While perusing latest edition of Community Impact Newsletter for Northwest Austin the other day, I stumbled upon an interesting “domain in the wild” sighting for an Austin-based Chinese delivery and catering.
It’s that time of year where the green on trees limit the nutrients in anticipation of Jack Frost and Winter.
Although I dare say winter, Texas rarely experiences prolong periods of Winter, unlike residents of the North and Northeast regions.
Nevertheless, I’ll take our 6-8 weeks of 40 to 50 degree differential weather of 50 to 70 degree days.
Each month I’m amazed to discover a small, but growing number of Austin-based companies branding domains using new top-level extensions — the good, bad, and ugly.
Rummaging through the last 6 editions of the Community Impact Newsletter (CIN )for Northwest Austin, I’ve discovered breweries, pet shops, fitness brands, summer camps, and entertainment venues among the early adopters.
It’s not everyday that I stumble upon a .co domain in the wild, especially a one-word .co domain in use by a thriving startup.
Once the darling and preferred domain extension for startups, .co — the country code top-level domain of Colombia — has seen its day come and ago nearly a decade after restrictions were lifted, allowing anyone in the world to stake their claim to a .co domain name.
A few years into the Great Recession, a growing number of cash-strapped startups choose .co domains due to an expensive and crowded .com namespace, and the relative ease of finding a simple, catchy one-word .co domain without breaking the bank.
While driving to a wedding and admiring the beautiful and scenic views of the Texas Hill Country not far from the hustle and bustle of Interstate 35, an unusual billboard promoting a .live domain caught my eye.
I often encounter dozens of billboards traveling, whether for personal or business, throughout central Texas.
However, the billboard I encountered this day caught my eye because of how low it was to the ground, right at eye level, made of wood and not the normal big-box steel used by the bigger outdoor advertising firms.
Reading the title, one is likely to assume that I’ve not used spellcheck or Grammarly. While it’s likely and highly possible, that’s not the case this day.
In fact, I had never heard of Be More Pacific until I was invited to lunch by another friend and brother, Youtuber Chris Massie.

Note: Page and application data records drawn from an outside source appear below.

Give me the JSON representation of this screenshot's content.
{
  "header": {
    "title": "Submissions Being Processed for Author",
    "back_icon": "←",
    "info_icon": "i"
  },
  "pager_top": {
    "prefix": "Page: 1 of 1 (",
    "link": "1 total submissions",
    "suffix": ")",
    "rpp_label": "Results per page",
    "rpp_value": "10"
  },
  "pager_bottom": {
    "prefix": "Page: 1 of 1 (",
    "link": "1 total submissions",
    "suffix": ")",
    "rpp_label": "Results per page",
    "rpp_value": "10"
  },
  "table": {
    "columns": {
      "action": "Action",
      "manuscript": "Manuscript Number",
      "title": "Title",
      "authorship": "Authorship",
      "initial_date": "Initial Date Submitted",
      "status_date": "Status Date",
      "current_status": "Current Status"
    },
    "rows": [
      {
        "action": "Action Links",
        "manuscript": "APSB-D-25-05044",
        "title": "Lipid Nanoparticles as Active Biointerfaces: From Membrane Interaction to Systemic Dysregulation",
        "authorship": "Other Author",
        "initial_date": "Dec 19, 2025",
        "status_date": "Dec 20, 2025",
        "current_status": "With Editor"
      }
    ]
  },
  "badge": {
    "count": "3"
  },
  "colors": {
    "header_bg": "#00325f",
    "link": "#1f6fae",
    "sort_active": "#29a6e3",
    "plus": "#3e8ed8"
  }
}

Since I first experienced Austin almost 20 years ago via Texas Relays Weekend, Austin has transformed from a sleepy-hollow, college boomtown all about music and University of Texas Sports to a sprawling metropolis of weird, music, sports and tech.
While there are many things that could be represent Austin, one of the things I truly love about Austin is its plethora of local businesses throughout the city.
From food trucks to holes in the wall eateries, one doesn’t have to go far in Austin to get a true taste of Austin.
I’m coming in hot off a business trip to San Diego today, having arrived in San Diego a little after noon Sunday.
While it was a much needed break from the brutal Texas heat, I didn’t get to do much sightseeing as I would have liked.
It was airport to hotel, hotel to customer site for all day meetings and back to hotel, and from hotel to airport.
Out of all places on earth to have found a company using a .pizza domain name as a primary digital presence, imagine how surprised I was to have had this encounter happen in my hometown.
In the mid to late 90’s as the world was coming online, Sherman, Texas had just crossed over 30,000 population mark.
Back then, the Chamber of Commerce, Yellow Pages and Sherman Democrat, now the Herald Democrat, were a business’ advertising staple to reach more customers and generate greater revenue.
There were not many businesses, if any back then, touting a web address of any sort.
I’m certain most businesses owners had no clue of what a web address was nor did they ever imagine the Internet would be what it it today, some 20 years later.
20 years later and having adding another 10,000 folks in population, I often don’t think of Sherman as a city of progressive technological advancement, especially for businesses using new top-level domains.